CEDAR RAPIDS — City officials say the city is seeing a post-flood investment boom here in which city incentives have helped fuel an assortment of private-sector building projects.
But is there a time to say “No” on some property-tax breaks for economic development?
City Council member Scott Olson said Monday that there is, and he said that he will try again this week to convince his council colleagues to establish criteria and to draw a line to better define how the City Council hands out incentives for building projects.
For instance, Olson said incentives for office, warehouse and retail projects that lure companies to the city from outside of Cedar Rapids might make more sense than incentives for projects that simply move existing Cedar Rapids businesses from one spot to another.

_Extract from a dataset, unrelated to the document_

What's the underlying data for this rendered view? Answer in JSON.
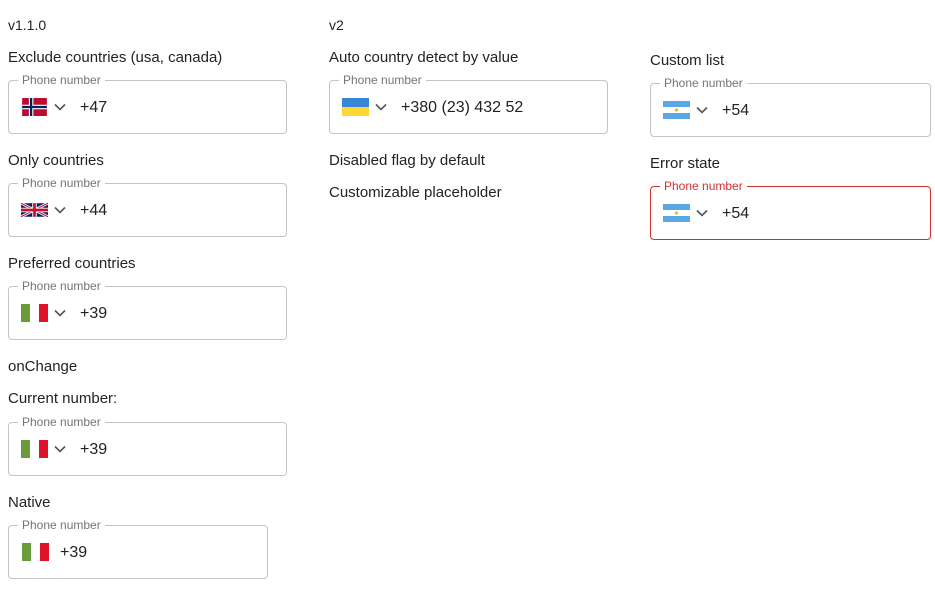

Olson, a Realtor with Skogman Commercial, said the latest two incentive packages, which the City Council will discuss on Tuesday, have features that make it perfect time to discuss incentives and property-tax breaks.
He opposes both requests.
In one, developer Bowling Street Flex-Space LLC is proposing to build two “high-quality” warehouse-office buildings at 4700 Bowling St. SW. The buildings are designed to attract as yet-unidentified local or out-of-town businesses needing space or looking to upgrade their image, Realtor Dave Drown, of GLD Commercial in Cedar Rapids, stated in a letter to City Hall.
In a second, developer Frantz-Hobart Community Investors wishes to expand an earlier approved special urban revitalization area from 18 acres to about 80 acres. The council created the initial revitalization area with incentive support for local firm RuffaloCODY’s new building plans at Kirkwood Parkway and C Street SW.
The new proposal lays the groundwork for incentives for a larger planned office development called Prairie Crossings.
Olson said providing incentives to the two projects will give these developers advantages over other commercial properties owners trying to rent out their existing properties. At the same time, incentives here will open the City Hall door for tax breaks to every other developer with a future project in mind, Olson said.
He said others in the local development community oppose tax breaks for the two new projects, but he said they refuse to speak out against them publicly for a simple reason: They intend to ask the council for similar tax breaks for similar projects if the tax breaks are approved for these two projects, Olson said.
“We’ve got to rein this in before it gets too far out of control,” he said.
Mayor Ron Corbett said on Monday that he strongly supported the city’s incentives for the two new private-sector projects.
“We’ve had a lot of ribbon-cuttings and groundbreakings in the last two years,” the mayor said. “And we’ve really turned Cedar Rapids around. It’s not time to get complacent.”
Corbett said plenty of private-sector building projects occur without any City Hall incentives. However, he some of the larger ones need some public-sector help, which typically trades some property-tax relief for a number of years in exchange for the investment.
“Each deal is different,” the mayor said. “The fact is we finally have investors and developers who want to invest in Cedar Rapids. … And our City Council has almost been unanimous in its desire to have an open-for-business policy. I’d be surprised to see a change of direction.”
Olson pointed to the Bowling Street Flex-Space LLC project and said the city should let the private market operate on its own in this instance. He said City Hall incentives will allow the developer to reduce rents to tenants, but he said the developer should build the proposed “upscale” buildings without incentives and charge a higher rent that he said tenants will be willing to pay for a nicer building.
Olson made a similar argument in December 2012 when the City Council agreed to return 100 percent of the revenue from the incremental increase in property taxes for five years on each of six buildings in the $34-millon upscale office and retail development called The Fountains off Blairs Ferry Road NE.
Olson argued then that the council should provide an incentive on the first of the proposed six buildings in the development and revisit the incentive issue for the project after that.
The council voted 8-1 in favor of the incentives.
Olson said continued incentives for too-wide a range of developments will hurt the commercial property market by driving down values and rents on existing property as more development is supported with City Hall incentives. In the end, he said the city won’t see an increase in property value and associated property-tax revenue because overall property values will be dropping.
“I think we’ve juiced the market enough,” he said.
The incentives under discussion by the City Council on Tuesday will return an estimated 44 percent of the property-tax revenue back to the developer over 10 years.
On the Bowling Street Flex-Space project over 10 years, the project will pay $620,000 in property tax not now being paid and will forego $480,000 in property tax that would be paid without the incentive.